GIVEN DATA:
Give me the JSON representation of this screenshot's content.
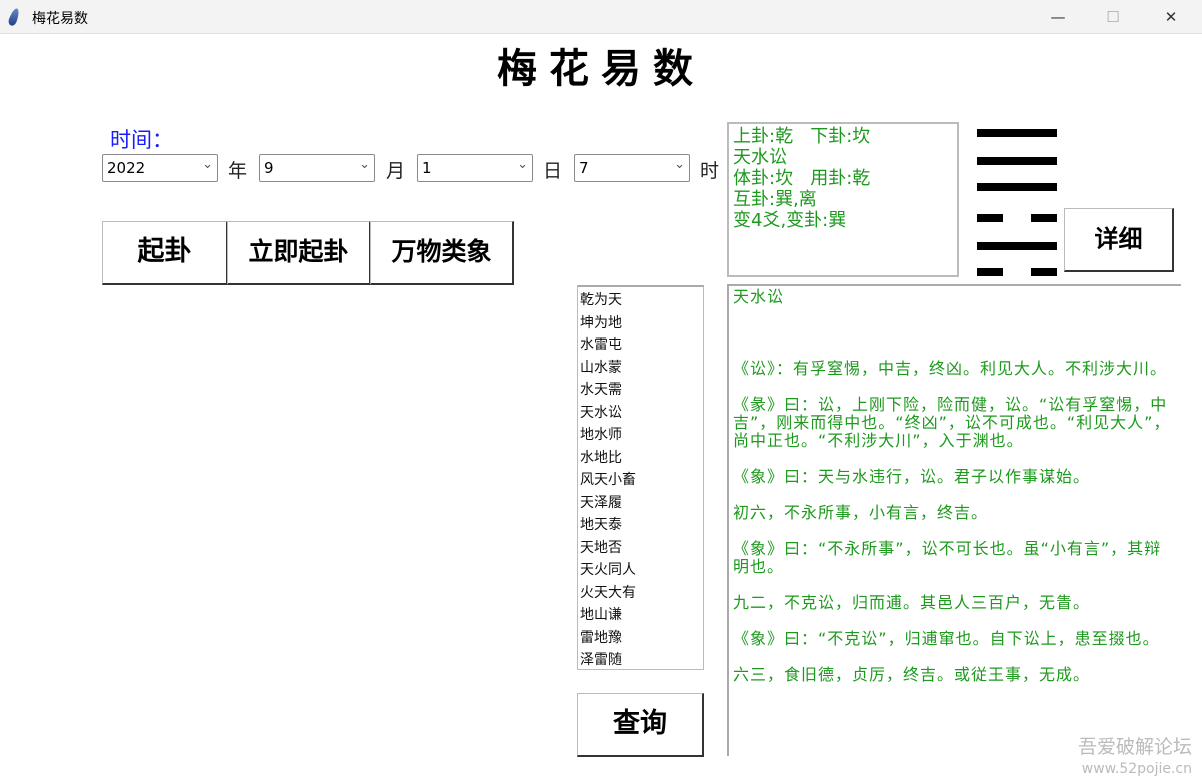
{
  "window": {
    "title": "梅花易数",
    "minimize": "—",
    "maximize": "☐",
    "close": "✕"
  },
  "app_title": "梅花易数",
  "time_label": "时间：",
  "date": {
    "year": "2022",
    "month": "9",
    "day": "1",
    "hour": "7",
    "year_unit": "年",
    "month_unit": "月",
    "day_unit": "日",
    "hour_unit": "时"
  },
  "buttons": {
    "cast": "起卦",
    "cast_now": "立即起卦",
    "wanwu": "万物类象",
    "detail": "详细",
    "query": "查询"
  },
  "hexagram_list": [
    "乾为天",
    "坤为地",
    "水雷屯",
    "山水蒙",
    "水天需",
    "天水讼",
    "地水师",
    "水地比",
    "风天小畜",
    "天泽履",
    "地天泰",
    "天地否",
    "天火同人",
    "火天大有",
    "地山谦",
    "雷地豫",
    "泽雷随"
  ],
  "info_text": "上卦:乾   下卦:坎\n天水讼\n体卦:坎   用卦:乾\n互卦:巽,离\n变4爻,变卦:巽",
  "hexagram_lines": [
    1,
    1,
    1,
    0,
    1,
    0
  ],
  "detail": {
    "paragraphs": [
      "天水讼",
      "《讼》：有孚窒惕，中吉，终凶。利见大人。不利涉大川。",
      "《彖》曰：讼，上刚下险，险而健，讼。“讼有孚窒惕，中吉”，刚来而得中也。“终凶”，讼不可成也。“利见大人”，尚中正也。“不利涉大川”，入于渊也。",
      "《象》曰：天与水违行，讼。君子以作事谋始。",
      "初六，不永所事，小有言，终吉。",
      "《象》曰：“不永所事”，讼不可长也。虽“小有言”，其辩明也。",
      "九二，不克讼，归而逋。其邑人三百户，无眚。",
      "《象》曰：“不克讼”，归逋窜也。自下讼上，患至掇也。",
      "六三，食旧德，贞厉，终吉。或従王事，无成。"
    ]
  },
  "watermark": {
    "site": "吾爱破解论坛",
    "url": "www.52pojie.cn"
  }
}
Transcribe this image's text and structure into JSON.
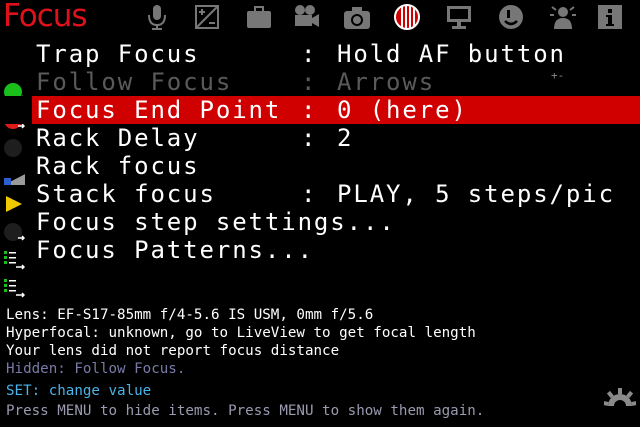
{
  "header": {
    "title": "Focus",
    "tabs": [
      {
        "icon": "microphone-icon"
      },
      {
        "icon": "exposure-icon"
      },
      {
        "icon": "briefcase-icon"
      },
      {
        "icon": "movie-camera-icon"
      },
      {
        "icon": "photo-camera-icon"
      },
      {
        "icon": "focus-icon",
        "active": true
      },
      {
        "icon": "display-icon"
      },
      {
        "icon": "smiley-icon"
      },
      {
        "icon": "debug-icon"
      },
      {
        "icon": "info-icon"
      }
    ]
  },
  "menu": {
    "items": [
      {
        "label": "Trap Focus",
        "separator": ":",
        "value": "Hold AF button",
        "icon": "green-dot-icon"
      },
      {
        "label": "Follow Focus",
        "separator": ":",
        "value": "Arrows",
        "icon": "red-dot-icon",
        "hint": "+-"
      },
      {
        "label": "Focus End Point",
        "separator": ":",
        "value": "0 (here)",
        "icon": "dark-dot-icon"
      },
      {
        "label": "Rack Delay",
        "separator": ":",
        "value": "2",
        "icon": "slider-icon"
      },
      {
        "label": "Rack focus",
        "separator": "",
        "value": "",
        "icon": "play-icon"
      },
      {
        "label": "Stack focus",
        "separator": ":",
        "value": "PLAY, 5 steps/pic",
        "icon": "dark-dot-icon"
      },
      {
        "label": "Focus step settings...",
        "separator": "",
        "value": "",
        "icon": "submenu-icon"
      },
      {
        "label": "Focus Patterns...",
        "separator": "",
        "value": "",
        "icon": "submenu-icon"
      }
    ]
  },
  "info": {
    "lens": "Lens: EF-S17-85mm f/4-5.6 IS USM, 0mm f/5.6",
    "hyperfocal": "Hyperfocal: unknown, go to LiveView to get focal length",
    "distance": "Your lens did not report focus distance",
    "hidden": "Hidden: Follow Focus.",
    "set_hint": "SET: change value",
    "menu_hint": "Press MENU to hide items. Press MENU to show them again."
  },
  "colors": {
    "title": "#e2101a",
    "selection": "#d10000",
    "set_hint": "#4ab3e8"
  }
}
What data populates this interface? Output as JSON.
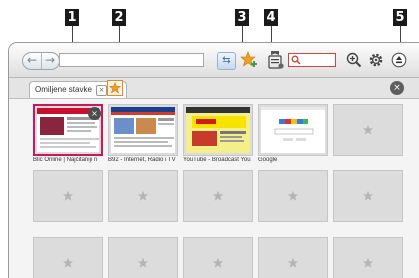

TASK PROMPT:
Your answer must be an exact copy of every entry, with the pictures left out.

SOLUTION FOR THIS TASK:
Give me the JSON representation of this screenshot's content.
{
  "window": {
    "title": "梅花易数",
    "minimize": "—",
    "maximize": "☐",
    "close": "✕"
  },
  "app_title": "梅花易数",
  "time_label": "时间：",
  "date": {
    "year": "2022",
    "month": "9",
    "day": "1",
    "hour": "7",
    "year_unit": "年",
    "month_unit": "月",
    "day_unit": "日",
    "hour_unit": "时"
  },
  "buttons": {
    "cast": "起卦",
    "cast_now": "立即起卦",
    "wanwu": "万物类象",
    "detail": "详细",
    "query": "查询"
  },
  "hexagram_list": [
    "乾为天",
    "坤为地",
    "水雷屯",
    "山水蒙",
    "水天需",
    "天水讼",
    "地水师",
    "水地比",
    "风天小畜",
    "天泽履",
    "地天泰",
    "天地否",
    "天火同人",
    "火天大有",
    "地山谦",
    "雷地豫",
    "泽雷随"
  ],
  "info_text": "上卦:乾   下卦:坎\n天水讼\n体卦:坎   用卦:乾\n互卦:巽,离\n变4爻,变卦:巽",
  "hexagram_lines": [
    1,
    1,
    1,
    0,
    1,
    0
  ],
  "detail": {
    "paragraphs": [
      "天水讼",
      "《讼》：有孚窒惕，中吉，终凶。利见大人。不利涉大川。",
      "《彖》曰：讼，上刚下险，险而健，讼。“讼有孚窒惕，中吉”，刚来而得中也。“终凶”，讼不可成也。“利见大人”，尚中正也。“不利涉大川”，入于渊也。",
      "《象》曰：天与水违行，讼。君子以作事谋始。",
      "初六，不永所事，小有言，终吉。",
      "《象》曰：“不永所事”，讼不可长也。虽“小有言”，其辩明也。",
      "九二，不克讼，归而逋。其邑人三百户，无眚。",
      "《象》曰：“不克讼”，归逋窜也。自下讼上，患至掇也。",
      "六三，食旧德，贞厉，终吉。或従王事，无成。"
    ]
  },
  "watermark": {
    "site": "吾爱破解论坛",
    "url": "www.52pojie.cn"
  }
}
Transcribe this image's text and structure into JSON.
{
  "header": {
    "title": "Focus",
    "tabs": [
      {
        "icon": "microphone-icon"
      },
      {
        "icon": "exposure-icon"
      },
      {
        "icon": "briefcase-icon"
      },
      {
        "icon": "movie-camera-icon"
      },
      {
        "icon": "photo-camera-icon"
      },
      {
        "icon": "focus-icon",
        "active": true
      },
      {
        "icon": "display-icon"
      },
      {
        "icon": "smiley-icon"
      },
      {
        "icon": "debug-icon"
      },
      {
        "icon": "info-icon"
      }
    ]
  },
  "menu": {
    "items": [
      {
        "label": "Trap Focus",
        "separator": ":",
        "value": "Hold AF button",
        "icon": "green-dot-icon"
      },
      {
        "label": "Follow Focus",
        "separator": ":",
        "value": "Arrows",
        "icon": "red-dot-icon",
        "hint": "+-"
      },
      {
        "label": "Focus End Point",
        "separator": ":",
        "value": "0 (here)",
        "icon": "dark-dot-icon"
      },
      {
        "label": "Rack Delay",
        "separator": ":",
        "value": "2",
        "icon": "slider-icon"
      },
      {
        "label": "Rack focus",
        "separator": "",
        "value": "",
        "icon": "play-icon"
      },
      {
        "label": "Stack focus",
        "separator": ":",
        "value": "PLAY, 5 steps/pic",
        "icon": "dark-dot-icon"
      },
      {
        "label": "Focus step settings...",
        "separator": "",
        "value": "",
        "icon": "submenu-icon"
      },
      {
        "label": "Focus Patterns...",
        "separator": "",
        "value": "",
        "icon": "submenu-icon"
      }
    ]
  },
  "info": {
    "lens": "Lens: EF-S17-85mm f/4-5.6 IS USM, 0mm f/5.6",
    "hyperfocal": "Hyperfocal: unknown, go to LiveView to get focal length",
    "distance": "Your lens did not report focus distance",
    "hidden": "Hidden: Follow Focus.",
    "set_hint": "SET: change value",
    "menu_hint": "Press MENU to hide items. Press MENU to show them again."
  },
  "colors": {
    "title": "#e2101a",
    "selection": "#d10000",
    "set_hint": "#4ab3e8"
  }
}
What data populates this interface? Output as JSON.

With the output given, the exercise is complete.